=== Action item ===
Write the listing below again, word for word.

▽

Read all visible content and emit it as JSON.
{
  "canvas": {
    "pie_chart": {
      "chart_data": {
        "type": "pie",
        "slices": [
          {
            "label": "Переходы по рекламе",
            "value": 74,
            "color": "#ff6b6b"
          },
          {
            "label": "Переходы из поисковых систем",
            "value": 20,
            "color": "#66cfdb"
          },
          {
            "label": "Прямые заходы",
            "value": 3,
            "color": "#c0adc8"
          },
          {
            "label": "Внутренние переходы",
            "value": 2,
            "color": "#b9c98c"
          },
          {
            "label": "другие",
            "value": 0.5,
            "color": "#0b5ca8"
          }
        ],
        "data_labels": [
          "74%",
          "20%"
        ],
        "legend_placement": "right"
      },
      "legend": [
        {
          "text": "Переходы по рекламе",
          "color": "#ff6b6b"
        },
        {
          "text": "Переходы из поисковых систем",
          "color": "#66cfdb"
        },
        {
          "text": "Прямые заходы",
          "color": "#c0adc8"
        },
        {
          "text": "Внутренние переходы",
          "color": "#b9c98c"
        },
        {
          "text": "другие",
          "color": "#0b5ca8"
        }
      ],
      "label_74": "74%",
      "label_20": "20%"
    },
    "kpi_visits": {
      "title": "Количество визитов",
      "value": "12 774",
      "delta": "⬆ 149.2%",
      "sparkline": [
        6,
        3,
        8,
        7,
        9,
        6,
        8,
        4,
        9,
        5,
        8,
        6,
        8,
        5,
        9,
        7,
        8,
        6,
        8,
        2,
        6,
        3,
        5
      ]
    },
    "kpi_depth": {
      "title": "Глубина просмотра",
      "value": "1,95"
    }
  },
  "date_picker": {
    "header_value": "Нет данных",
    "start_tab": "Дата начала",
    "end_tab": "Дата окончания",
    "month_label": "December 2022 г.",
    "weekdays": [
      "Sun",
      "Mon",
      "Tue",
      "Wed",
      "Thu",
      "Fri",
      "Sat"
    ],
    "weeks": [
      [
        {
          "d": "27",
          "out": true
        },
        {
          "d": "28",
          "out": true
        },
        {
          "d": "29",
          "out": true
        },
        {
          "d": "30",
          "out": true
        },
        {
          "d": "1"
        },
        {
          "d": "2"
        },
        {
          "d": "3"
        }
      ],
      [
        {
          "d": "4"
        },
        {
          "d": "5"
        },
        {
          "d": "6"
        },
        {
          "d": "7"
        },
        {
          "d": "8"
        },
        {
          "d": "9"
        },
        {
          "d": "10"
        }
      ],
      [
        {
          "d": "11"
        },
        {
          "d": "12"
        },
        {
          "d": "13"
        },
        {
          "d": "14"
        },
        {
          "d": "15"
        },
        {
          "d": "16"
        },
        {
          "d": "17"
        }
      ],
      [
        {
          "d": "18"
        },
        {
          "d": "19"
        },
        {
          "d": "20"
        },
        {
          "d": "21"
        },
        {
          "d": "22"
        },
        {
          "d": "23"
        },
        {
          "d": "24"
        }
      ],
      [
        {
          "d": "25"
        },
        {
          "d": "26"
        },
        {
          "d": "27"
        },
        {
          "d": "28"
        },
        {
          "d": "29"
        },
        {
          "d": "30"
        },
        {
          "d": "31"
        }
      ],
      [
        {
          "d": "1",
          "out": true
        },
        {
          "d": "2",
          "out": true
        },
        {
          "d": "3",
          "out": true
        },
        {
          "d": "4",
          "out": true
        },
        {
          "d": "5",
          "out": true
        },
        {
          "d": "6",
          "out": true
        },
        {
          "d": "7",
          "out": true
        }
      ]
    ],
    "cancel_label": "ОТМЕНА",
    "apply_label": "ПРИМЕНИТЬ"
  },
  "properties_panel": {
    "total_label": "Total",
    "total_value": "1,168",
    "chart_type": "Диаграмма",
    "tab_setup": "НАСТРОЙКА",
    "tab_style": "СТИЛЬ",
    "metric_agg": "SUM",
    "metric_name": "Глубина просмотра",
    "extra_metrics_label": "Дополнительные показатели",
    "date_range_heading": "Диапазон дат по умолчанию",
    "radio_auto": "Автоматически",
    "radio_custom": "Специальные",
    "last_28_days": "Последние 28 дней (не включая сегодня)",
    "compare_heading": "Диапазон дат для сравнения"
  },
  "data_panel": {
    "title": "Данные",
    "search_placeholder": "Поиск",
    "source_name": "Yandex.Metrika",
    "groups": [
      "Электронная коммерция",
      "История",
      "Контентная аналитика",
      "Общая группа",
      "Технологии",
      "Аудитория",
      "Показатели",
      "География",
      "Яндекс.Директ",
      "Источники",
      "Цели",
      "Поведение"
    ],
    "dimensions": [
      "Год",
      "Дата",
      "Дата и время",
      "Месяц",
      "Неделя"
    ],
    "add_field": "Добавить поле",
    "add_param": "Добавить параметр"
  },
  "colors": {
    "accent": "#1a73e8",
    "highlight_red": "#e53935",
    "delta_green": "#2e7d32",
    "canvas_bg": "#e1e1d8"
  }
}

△

=== Output for this task ===
Read all visible content and emit it as JSON.
{
  "canvas": {
    "pie_chart": {
      "chart_data": {
        "type": "pie",
        "slices": [
          {
            "label": "Переходы по рекламе",
            "value": 74,
            "color": "#ff6b6b"
          },
          {
            "label": "Переходы из поисковых систем",
            "value": 20,
            "color": "#66cfdb"
          },
          {
            "label": "Прямые заходы",
            "value": 3,
            "color": "#c0adc8"
          },
          {
            "label": "Внутренние переходы",
            "value": 2,
            "color": "#b9c98c"
          },
          {
            "label": "другие",
            "value": 0.5,
            "color": "#0b5ca8"
          }
        ],
        "data_labels": [
          "74%",
          "20%"
        ],
        "legend_placement": "right"
      },
      "legend": [
        {
          "text": "Переходы по рекламе",
          "color": "#ff6b6b"
        },
        {
          "text": "Переходы из поисковых систем",
          "color": "#66cfdb"
        },
        {
          "text": "Прямые заходы",
          "color": "#c0adc8"
        },
        {
          "text": "Внутренние переходы",
          "color": "#b9c98c"
        },
        {
          "text": "другие",
          "color": "#0b5ca8"
        }
      ],
      "label_74": "74%",
      "label_20": "20%"
    },
    "kpi_visits": {
      "title": "Количество визитов",
      "value": "12 774",
      "delta": "⬆ 149.2%",
      "sparkline": [
        6,
        3,
        8,
        7,
        9,
        6,
        8,
        4,
        9,
        5,
        8,
        6,
        8,
        5,
        9,
        7,
        8,
        6,
        8,
        2,
        6,
        3,
        5
      ]
    },
    "kpi_depth": {
      "title": "Глубина просмотра",
      "value": "1,95"
    }
  },
  "date_picker": {
    "header_value": "Нет данных",
    "start_tab": "Дата начала",
    "end_tab": "Дата окончания",
    "month_label": "December 2022 г.",
    "weekdays": [
      "Sun",
      "Mon",
      "Tue",
      "Wed",
      "Thu",
      "Fri",
      "Sat"
    ],
    "weeks": [
      [
        {
          "d": "27",
          "out": true
        },
        {
          "d": "28",
          "out": true
        },
        {
          "d": "29",
          "out": true
        },
        {
          "d": "30",
          "out": true
        },
        {
          "d": "1"
        },
        {
          "d": "2"
        },
        {
          "d": "3"
        }
      ],
      [
        {
          "d": "4"
        },
        {
          "d": "5"
        },
        {
          "d": "6"
        },
        {
          "d": "7"
        },
        {
          "d": "8"
        },
        {
          "d": "9"
        },
        {
          "d": "10"
        }
      ],
      [
        {
          "d": "11"
        },
        {
          "d": "12"
        },
        {
          "d": "13"
        },
        {
          "d": "14"
        },
        {
          "d": "15"
        },
        {
          "d": "16"
        },
        {
          "d": "17"
        }
      ],
      [
        {
          "d": "18"
        },
        {
          "d": "19"
        },
        {
          "d": "20"
        },
        {
          "d": "21"
        },
        {
          "d": "22"
        },
        {
          "d": "23"
        },
        {
          "d": "24"
        }
      ],
      [
        {
          "d": "25"
        },
        {
          "d": "26"
        },
        {
          "d": "27"
        },
        {
          "d": "28"
        },
        {
          "d": "29"
        },
        {
          "d": "30"
        },
        {
          "d": "31"
        }
      ],
      [
        {
          "d": "1",
          "out": true
        },
        {
          "d": "2",
          "out": true
        },
        {
          "d": "3",
          "out": true
        },
        {
          "d": "4",
          "out": true
        },
        {
          "d": "5",
          "out": true
        },
        {
          "d": "6",
          "out": true
        },
        {
          "d": "7",
          "out": true
        }
      ]
    ],
    "cancel_label": "ОТМЕНА",
    "apply_label": "ПРИМЕНИТЬ"
  },
  "properties_panel": {
    "total_label": "Total",
    "total_value": "1,168",
    "chart_type": "Диаграмма",
    "tab_setup": "НАСТРОЙКА",
    "tab_style": "СТИЛЬ",
    "metric_agg": "SUM",
    "metric_name": "Глубина просмотра",
    "extra_metrics_label": "Дополнительные показатели",
    "date_range_heading": "Диапазон дат по умолчанию",
    "radio_auto": "Автоматически",
    "radio_custom": "Специальные",
    "last_28_days": "Последние 28 дней (не включая сегодня)",
    "compare_heading": "Диапазон дат для сравнения"
  },
  "data_panel": {
    "title": "Данные",
    "search_placeholder": "Поиск",
    "source_name": "Yandex.Metrika",
    "groups": [
      "Электронная коммерция",
      "История",
      "Контентная аналитика",
      "Общая группа",
      "Технологии",
      "Аудитория",
      "Показатели",
      "География",
      "Яндекс.Директ",
      "Источники",
      "Цели",
      "Поведение"
    ],
    "dimensions": [
      "Год",
      "Дата",
      "Дата и время",
      "Месяц",
      "Неделя"
    ],
    "add_field": "Добавить поле",
    "add_param": "Добавить параметр"
  },
  "colors": {
    "accent": "#1a73e8",
    "highlight_red": "#e53935",
    "delta_green": "#2e7d32",
    "canvas_bg": "#e1e1d8"
  }
}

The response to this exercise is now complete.